JP4234831B2 (en) Axial gap motor
US9099905B2 (en) Radially embedded permanent magnet rotor and methods thereof
US8035273B2 (en) Rotor assembly having two core portions each with a reduced back portion
US7247967B2 (en) Electric motor having a stator
KR101255951B1 (en) Transverse Type Switched Reluctance Motor
KR100975498B1 (en) Permanent magnet synchronous motor
EP2216883A1 (en) Rotary machine rotor
US20040251761A1 (en) Radial airgap, transverse flux motor
JP2015510389A (en) Stator and rotor for electric machine
JP4962033B2 (en) Axial gap type motor
US9391499B2 (en) Amorphous divided-core stator and axial-gap-type motor using same
JP2005080432A (en) Motor and its manufacturing method

Legal Events

Date Code Title Description
AS Assignment

Owner name: HITACHI INDUSTRIAL EQUIPMENT SYSTEMS CO., LTD.,JAP

Free format text: ASSIGNMENT OF ASSIGNORS INTEREST;ASSIGNORS:WANG, ZHUONAN;ENOMOTO, YUJI;MORINAGA, SHIGEKI;AND OTHERS;SIGNING DATES FROM 20100120 TO 20100208;REEL/FRAME:023954/0597

Owner name: HITACHI INDUSTRIAL EQUIPMENT SYSTEMS CO., LTD., JA

Free format text: ASSIGNMENT OF ASSIGNORS INTEREST;ASSIGNORS:WANG, ZHUONAN;ENOMOTO, YUJI;MORINAGA, SHIGEKI;AND OTHERS;SIGNING DATES FROM 20100120 TO 20100208;REEL/FRAME:023954/0597

STCF Information on status: patent grant

Free format text: PATENTED CASE

MAFP Maintenance fee payment
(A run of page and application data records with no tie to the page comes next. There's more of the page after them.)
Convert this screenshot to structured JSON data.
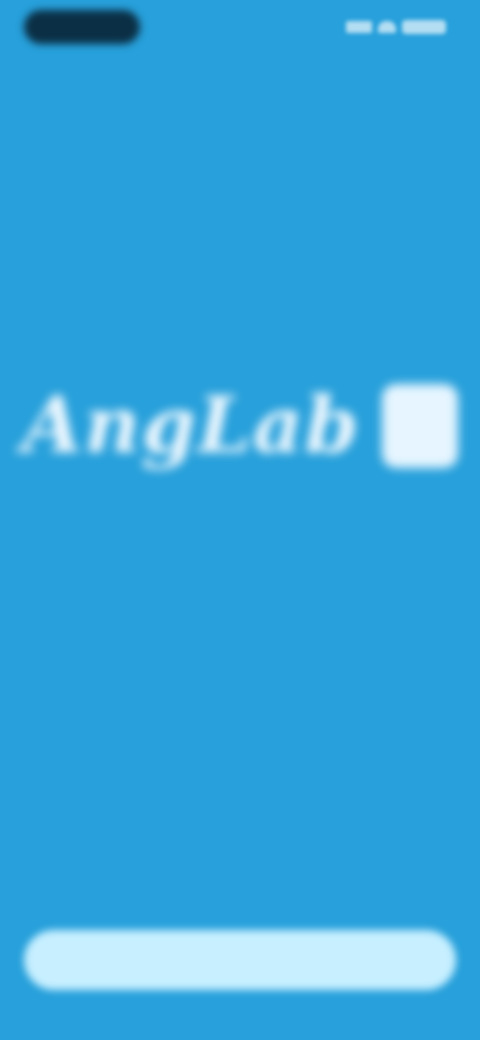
{
  "status_bar": {
    "time": ""
  },
  "hero": {
    "brand_name": "AngLab",
    "brand_badge_glyph": "",
    "tagline": ""
  },
  "footer": {
    "label": "",
    "cta_label": ""
  },
  "colors": {
    "background": "#27a0db",
    "cta_background": "#c7efff",
    "status_pill": "#0b2f45"
  }
}
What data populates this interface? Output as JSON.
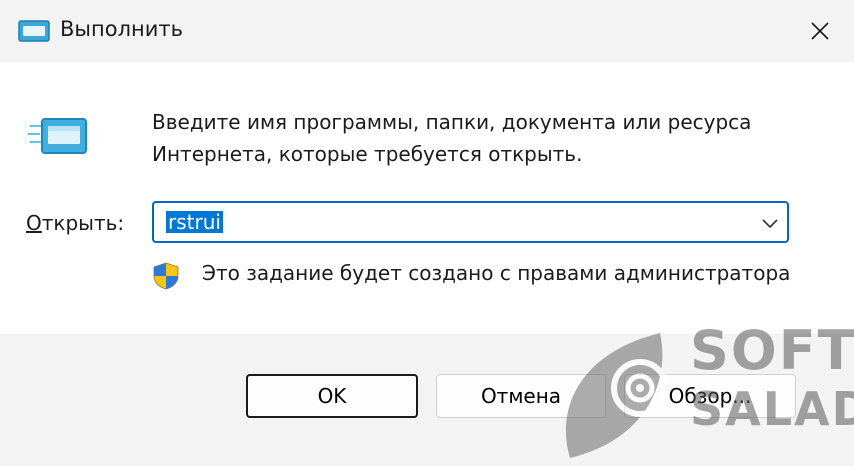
{
  "window": {
    "title": "Выполнить"
  },
  "content": {
    "description_line1": "Введите имя программы, папки, документа или ресурса",
    "description_line2": "Интернета, которые требуется открыть.",
    "open_label_accesskey": "О",
    "open_label_rest": "ткрыть:",
    "combo_value": "rstrui",
    "admin_note": "Это задание будет создано с правами администратора"
  },
  "buttons": {
    "ok": "OK",
    "cancel": "Отмена",
    "browse": "Обзор..."
  },
  "watermark": {
    "line1": "SOFT",
    "line2": "SALAD"
  },
  "icons": {
    "title": "run-icon",
    "main": "run-icon",
    "shield": "uac-shield-icon",
    "close": "close-icon",
    "dropdown": "chevron-down-icon"
  },
  "colors": {
    "accent": "#0067c0",
    "selection": "#0078d4"
  }
}
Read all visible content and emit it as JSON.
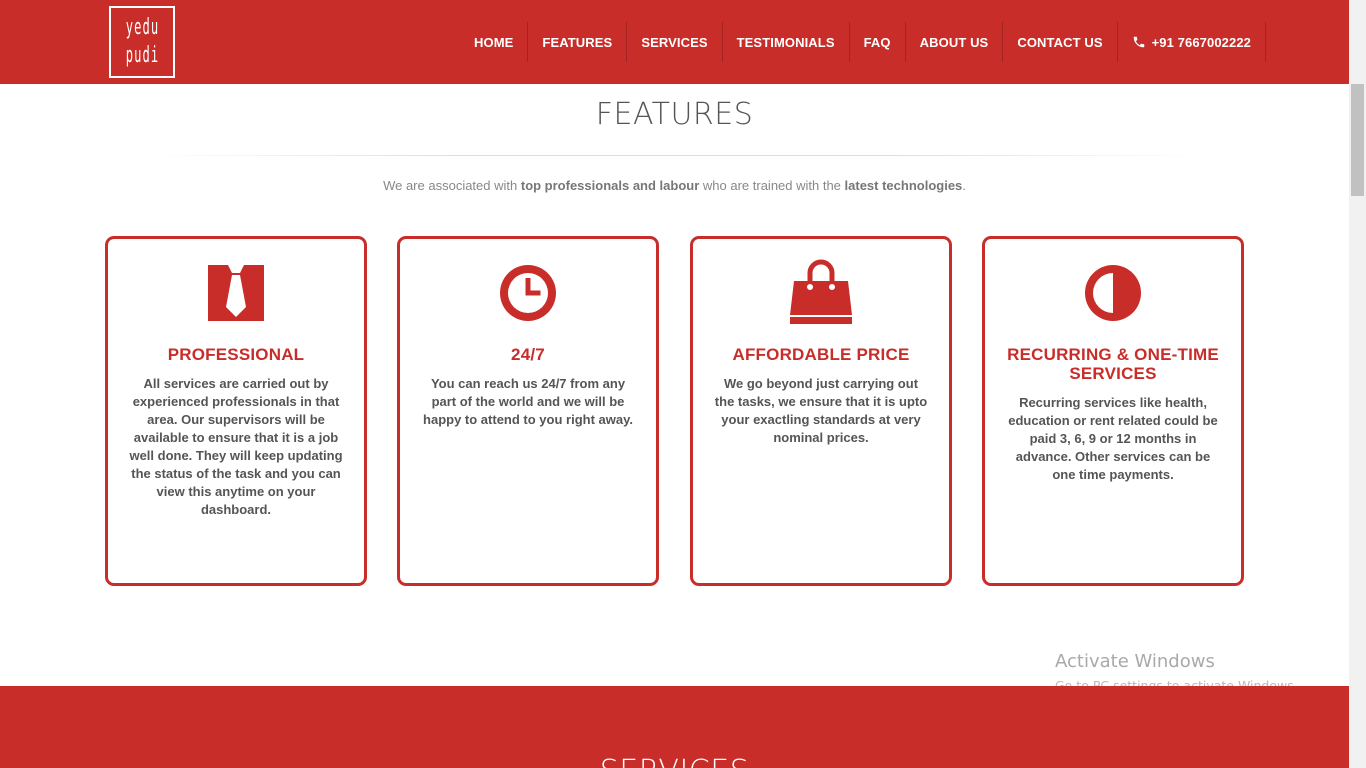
{
  "brand": {
    "logo_line1": "yedu",
    "logo_line2": "pudi"
  },
  "nav": {
    "items": [
      {
        "label": "HOME"
      },
      {
        "label": "FEATURES"
      },
      {
        "label": "SERVICES"
      },
      {
        "label": "TESTIMONIALS"
      },
      {
        "label": "FAQ"
      },
      {
        "label": "ABOUT US"
      },
      {
        "label": "CONTACT US"
      }
    ],
    "active": "FEATURES",
    "phone": "+91 7667002222",
    "phone_icon": "phone-icon"
  },
  "features": {
    "title": "FEATURES",
    "subtitle_part1": "We are associated with ",
    "subtitle_bold1": "top professionals and labour",
    "subtitle_part2": " who are trained with the ",
    "subtitle_bold2": "latest technologies",
    "subtitle_part3": ".",
    "cards": [
      {
        "icon": "tie-icon",
        "title": "PROFESSIONAL",
        "text": "All services are carried out by experienced professionals in that area. Our supervisors will be available to ensure that it is a job well done. They will keep updating the status of the task and you can view this anytime on your dashboard."
      },
      {
        "icon": "clock-icon",
        "title": "24/7",
        "text": "You can reach us 24/7 from any part of the world and we will be happy to attend to you right away."
      },
      {
        "icon": "shopping-bag-icon",
        "title": "AFFORDABLE PRICE",
        "text": "We go beyond just carrying out the tasks, we ensure that it is upto your exactling standards at very nominal prices."
      },
      {
        "icon": "half-circle-icon",
        "title": "RECURRING & ONE-TIME SERVICES",
        "text": "Recurring services like health, education or rent related could be paid 3, 6, 9 or 12 months in advance. Other services can be one time payments."
      }
    ]
  },
  "services": {
    "title": "SERVICES"
  },
  "watermark": {
    "title": "Activate Windows",
    "subtitle": "Go to PC settings to activate Windows."
  },
  "colors": {
    "brand_red": "#c82d29",
    "text_gray": "#555555"
  }
}
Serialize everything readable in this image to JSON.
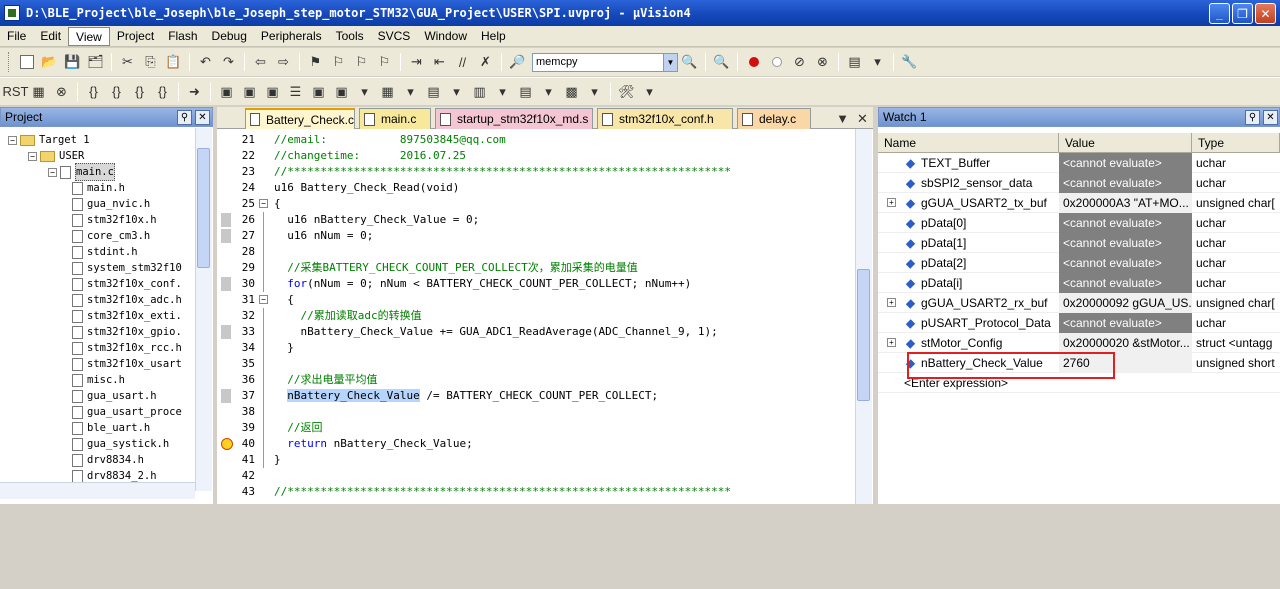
{
  "window": {
    "title": "D:\\BLE_Project\\ble_Joseph\\ble_Joseph_step_motor_STM32\\GUA_Project\\USER\\SPI.uvproj - µVision4",
    "controls": [
      "_",
      "❐",
      "✕"
    ]
  },
  "menu": [
    "File",
    "Edit",
    "View",
    "Project",
    "Flash",
    "Debug",
    "Peripherals",
    "Tools",
    "SVCS",
    "Window",
    "Help"
  ],
  "toolbar": {
    "find_value": "memcpy"
  },
  "project": {
    "title": "Project",
    "tree": [
      {
        "label": "Target 1",
        "level": 0,
        "kind": "folder"
      },
      {
        "label": "USER",
        "level": 1,
        "kind": "folder"
      },
      {
        "label": "main.c",
        "level": 2,
        "kind": "file"
      },
      {
        "label": "main.h",
        "level": 3,
        "kind": "header"
      },
      {
        "label": "gua_nvic.h",
        "level": 3,
        "kind": "header"
      },
      {
        "label": "stm32f10x.h",
        "level": 3,
        "kind": "header"
      },
      {
        "label": "core_cm3.h",
        "level": 3,
        "kind": "header"
      },
      {
        "label": "stdint.h",
        "level": 3,
        "kind": "header"
      },
      {
        "label": "system_stm32f10",
        "level": 3,
        "kind": "header"
      },
      {
        "label": "stm32f10x_conf.",
        "level": 3,
        "kind": "header"
      },
      {
        "label": "stm32f10x_adc.h",
        "level": 3,
        "kind": "header"
      },
      {
        "label": "stm32f10x_exti.",
        "level": 3,
        "kind": "header"
      },
      {
        "label": "stm32f10x_gpio.",
        "level": 3,
        "kind": "header"
      },
      {
        "label": "stm32f10x_rcc.h",
        "level": 3,
        "kind": "header"
      },
      {
        "label": "stm32f10x_usart",
        "level": 3,
        "kind": "header"
      },
      {
        "label": "misc.h",
        "level": 3,
        "kind": "header"
      },
      {
        "label": "gua_usart.h",
        "level": 3,
        "kind": "header"
      },
      {
        "label": "gua_usart_proce",
        "level": 3,
        "kind": "header"
      },
      {
        "label": "ble_uart.h",
        "level": 3,
        "kind": "header"
      },
      {
        "label": "gua_systick.h",
        "level": 3,
        "kind": "header"
      },
      {
        "label": "drv8834.h",
        "level": 3,
        "kind": "header"
      },
      {
        "label": "drv8834_2.h",
        "level": 3,
        "kind": "header"
      }
    ]
  },
  "editor": {
    "tabs": [
      {
        "label": "Battery_Check.c",
        "active": true,
        "color": "#ffe9a8"
      },
      {
        "label": "main.c",
        "active": false,
        "color": "#f7e89c"
      },
      {
        "label": "startup_stm32f10x_md.s",
        "active": false,
        "color": "#f4c6d2"
      },
      {
        "label": "stm32f10x_conf.h",
        "active": false,
        "color": "#f7e6a8"
      },
      {
        "label": "delay.c",
        "active": false,
        "color": "#f9d7a6"
      }
    ],
    "lines": [
      {
        "n": "21",
        "text": "//email:           897503845@qq.com",
        "type": "cmt"
      },
      {
        "n": "22",
        "text": "//changetime:      2016.07.25",
        "type": "cmt"
      },
      {
        "n": "23",
        "text": "//*******************************************************************",
        "type": "cmt"
      },
      {
        "n": "24",
        "text": "u16 Battery_Check_Read(void)",
        "type": "code"
      },
      {
        "n": "25",
        "text": "{",
        "type": "code",
        "fold": "-"
      },
      {
        "n": "26",
        "text": "  u16 nBattery_Check_Value = 0;",
        "type": "code",
        "mark": true
      },
      {
        "n": "27",
        "text": "  u16 nNum = 0;",
        "type": "code",
        "mark": true
      },
      {
        "n": "28",
        "text": "",
        "type": "code"
      },
      {
        "n": "29",
        "text": "  //采集BATTERY_CHECK_COUNT_PER_COLLECT次，累加采集的电量值",
        "type": "cmt"
      },
      {
        "n": "30",
        "text": "  for(nNum = 0; nNum < BATTERY_CHECK_COUNT_PER_COLLECT; nNum++)",
        "type": "kwline",
        "mark": true
      },
      {
        "n": "31",
        "text": "  {",
        "type": "code",
        "fold": "-"
      },
      {
        "n": "32",
        "text": "    //累加读取adc的转换值",
        "type": "cmt"
      },
      {
        "n": "33",
        "text": "    nBattery_Check_Value += GUA_ADC1_ReadAverage(ADC_Channel_9, 1);",
        "type": "code",
        "mark": true
      },
      {
        "n": "34",
        "text": "  }",
        "type": "code"
      },
      {
        "n": "35",
        "text": "",
        "type": "code"
      },
      {
        "n": "36",
        "text": "  //求出电量平均值",
        "type": "cmt"
      },
      {
        "n": "37",
        "text": "  nBattery_Check_Value /= BATTERY_CHECK_COUNT_PER_COLLECT;",
        "type": "hlline",
        "mark": true
      },
      {
        "n": "38",
        "text": "",
        "type": "code"
      },
      {
        "n": "39",
        "text": "  //返回",
        "type": "cmt"
      },
      {
        "n": "40",
        "text": "  return nBattery_Check_Value;",
        "type": "retline",
        "arrow": true
      },
      {
        "n": "41",
        "text": "}",
        "type": "code"
      },
      {
        "n": "42",
        "text": "",
        "type": "code"
      },
      {
        "n": "43",
        "text": "//*******************************************************************",
        "type": "cmt"
      }
    ]
  },
  "watch": {
    "title": "Watch 1",
    "columns": [
      "Name",
      "Value",
      "Type"
    ],
    "rows": [
      {
        "name": "TEXT_Buffer",
        "value": "<cannot evaluate>",
        "type": "uchar",
        "grey": true,
        "expand": false
      },
      {
        "name": "sbSPI2_sensor_data",
        "value": "<cannot evaluate>",
        "type": "uchar",
        "grey": true,
        "expand": false
      },
      {
        "name": "gGUA_USART2_tx_buf",
        "value": "0x200000A3 \"AT+MO...",
        "type": "unsigned char[",
        "grey": false,
        "expand": true
      },
      {
        "name": "pData[0]",
        "value": "<cannot evaluate>",
        "type": "uchar",
        "grey": true,
        "expand": false
      },
      {
        "name": "pData[1]",
        "value": "<cannot evaluate>",
        "type": "uchar",
        "grey": true,
        "expand": false
      },
      {
        "name": "pData[2]",
        "value": "<cannot evaluate>",
        "type": "uchar",
        "grey": true,
        "expand": false
      },
      {
        "name": "pData[i]",
        "value": "<cannot evaluate>",
        "type": "uchar",
        "grey": true,
        "expand": false
      },
      {
        "name": "gGUA_USART2_rx_buf",
        "value": "0x20000092 gGUA_US...",
        "type": "unsigned char[",
        "grey": false,
        "expand": true
      },
      {
        "name": "pUSART_Protocol_Data",
        "value": "<cannot evaluate>",
        "type": "uchar",
        "grey": true,
        "expand": false
      },
      {
        "name": "stMotor_Config",
        "value": "0x20000020 &stMotor...",
        "type": "struct <untagg",
        "grey": false,
        "expand": true
      },
      {
        "name": "nBattery_Check_Value",
        "value": "2760",
        "type": "unsigned short",
        "grey": false,
        "expand": false
      }
    ],
    "enter_expression": "<Enter expression>"
  }
}
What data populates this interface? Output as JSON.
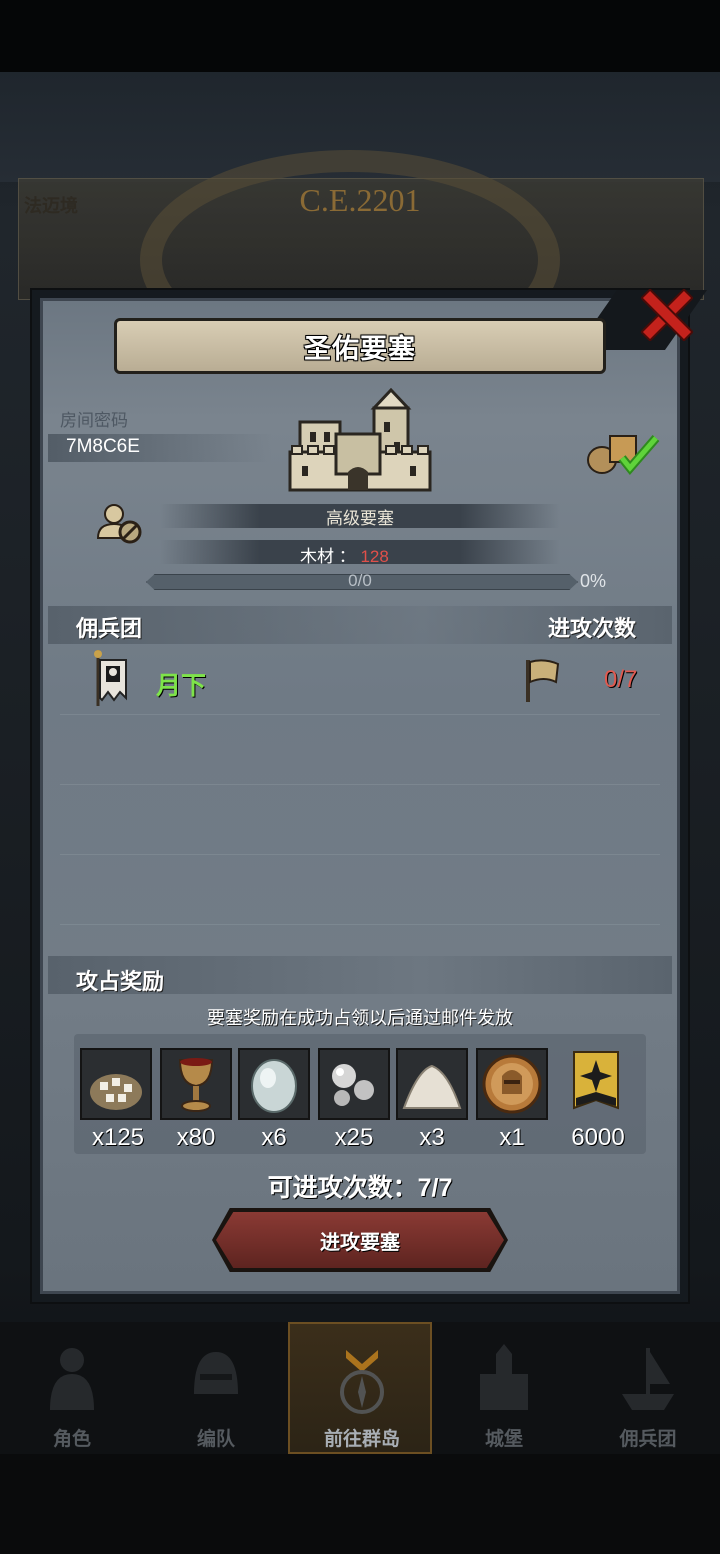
{
  "header": {
    "year": "C.E.2201",
    "location_partial": "法迈境"
  },
  "dialog": {
    "title": "圣佑要塞",
    "room_label": "房间密码",
    "room_code": "7M8C6E",
    "fort_level": "高级要塞",
    "wood_label": "木材",
    "wood_value": "128",
    "progress_text": "0/0",
    "progress_percent": "0%",
    "progress_fraction": 0
  },
  "mercenary": {
    "section_label": "佣兵团",
    "attacks_label": "进攻次数",
    "name": "月下",
    "attack_count": "0/7"
  },
  "rewards": {
    "section_label": "攻占奖励",
    "note": "要塞奖励在成功占领以后通过邮件发放",
    "items": [
      {
        "icon": "sugar-sack-icon",
        "qty": "x125"
      },
      {
        "icon": "goblet-icon",
        "qty": "x80"
      },
      {
        "icon": "moonstone-icon",
        "qty": "x6"
      },
      {
        "icon": "silver-ore-icon",
        "qty": "x25"
      },
      {
        "icon": "salt-pile-icon",
        "qty": "x3"
      },
      {
        "icon": "knight-coin-icon",
        "qty": "x1"
      },
      {
        "icon": "rank-medal-icon",
        "qty": "6000"
      }
    ],
    "attempts": "可进攻次数：7/7",
    "attack_button": "进攻要塞"
  },
  "nav": [
    {
      "label": "角色",
      "icon": "knight-icon"
    },
    {
      "label": "编队",
      "icon": "helmet-icon"
    },
    {
      "label": "前往群岛",
      "icon": "compass-icon",
      "active": true
    },
    {
      "label": "城堡",
      "icon": "castle-icon"
    },
    {
      "label": "佣兵团",
      "icon": "ship-icon"
    }
  ],
  "colors": {
    "accent_green": "#7ee34a",
    "accent_red": "#e05a50",
    "button": "#8a3a34",
    "close": "#c4221c"
  }
}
Free format text: PAYMENT OF MAINTENANCE FEE, 4TH YEAR, LARGE ENTITY (ORIGINAL EVENT CODE: M1551)

Year of fee payment: 4